In terms of the challenges of being a founder, Jaye adopts a nuanced perspective. She discusses the isolation that can come with the job, especially during the pandemic, however she also highlights how the pandemic expanded networking opportunities beyond traditional geographical limits. "Being a founder can be very isolating. Being a founder and being based in Devon can be extremely isolating and when we went into the pandemic, suddenly you could do everything virtually."
She then goes on to describe how the pandemic initially negatively impacted her business, leading to the loss of about 40% of clients, but they were eventually able to pivot their services and turn the adversity into an opportunity. "The pandemic was an absolute disaster for anybody in performance, marketing or paid media. Although we lost 40% of our clients, we only lost 20% of our revenue because our biggest clients stayed and we pivoted to do more conversion optimisation, improving people's websites."
Another challenge highlighted during our discussion is the sacrifice she and her family have had to make along the course of her entrepreneurial journey. Whilst Jaye created Launch with the goal of having more time with her family in mind, being a business owner meant that it wasn’t as easy as that. “When it’s your own business, the buck stops with you and you take on a lot of responsibility. Suddenly, you’re looking at your phone while pushing the swing.”
Whilst there have definitely been sacrifices, her children are at an age now where they can have intellectual conversations about working and even creating their own businesses. “Being able to have those conversations with my children maybe outweighs what would have happened if I’d had a more structured work balance.”
When it comes to connecting with other founders and sharing experiences, Cowle emphasises the importance of being part of a supportive, collaborative community like Helm. "The value of Helm to me has been... people. Founders are all people. They all have interesting stories. And being able to be in a group where I have weekly calls with people through coffee roulette, where you're randomly paired with a member of Helm. My gosh, you have no idea where that 30-minute conversation is going to start and finish."

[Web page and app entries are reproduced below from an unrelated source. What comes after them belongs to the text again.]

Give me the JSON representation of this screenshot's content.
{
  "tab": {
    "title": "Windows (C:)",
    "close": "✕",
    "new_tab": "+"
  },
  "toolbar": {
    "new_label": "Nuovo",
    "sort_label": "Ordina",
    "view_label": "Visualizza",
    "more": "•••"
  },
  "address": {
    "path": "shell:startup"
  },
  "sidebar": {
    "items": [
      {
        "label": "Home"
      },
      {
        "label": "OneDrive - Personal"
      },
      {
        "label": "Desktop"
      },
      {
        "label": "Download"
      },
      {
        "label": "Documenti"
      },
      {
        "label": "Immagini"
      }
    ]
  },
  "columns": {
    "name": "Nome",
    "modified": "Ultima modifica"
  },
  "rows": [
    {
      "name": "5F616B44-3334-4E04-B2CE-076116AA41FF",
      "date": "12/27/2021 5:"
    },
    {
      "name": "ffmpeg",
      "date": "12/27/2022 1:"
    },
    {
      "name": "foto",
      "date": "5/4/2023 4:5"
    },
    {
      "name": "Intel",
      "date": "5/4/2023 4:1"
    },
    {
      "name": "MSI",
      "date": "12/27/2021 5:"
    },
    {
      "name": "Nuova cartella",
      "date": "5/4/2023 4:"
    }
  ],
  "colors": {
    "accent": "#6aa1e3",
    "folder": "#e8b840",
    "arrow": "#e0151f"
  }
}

She advises potential founders to be clear about their mission and vision and emphasises the importance of a positive mindset and happiness in work and life. "Really being clear with what your vision and mission is from the start will mean that you make better decisions along the way because we do get decision fatigue."
Being able to have a positive mindset and show strong leadership means you've got to get out of your head.
Jaye outlines her belief that this leaves you open to more opportunities. "I think that positivity is undervalued by people and people don't invest enough in it. One of the reasons that we made our mission to be the happiest agency in the world is because happiness brings great things, and a positive attitude can have a much bigger impact."
Finally, Jaye explains how her business, Launch, sets itself apart via its commitment to happiness first. "Launch is a bit different because we put happiness first. Ultimately, we're all humans and we all need to work and collaborate well together.”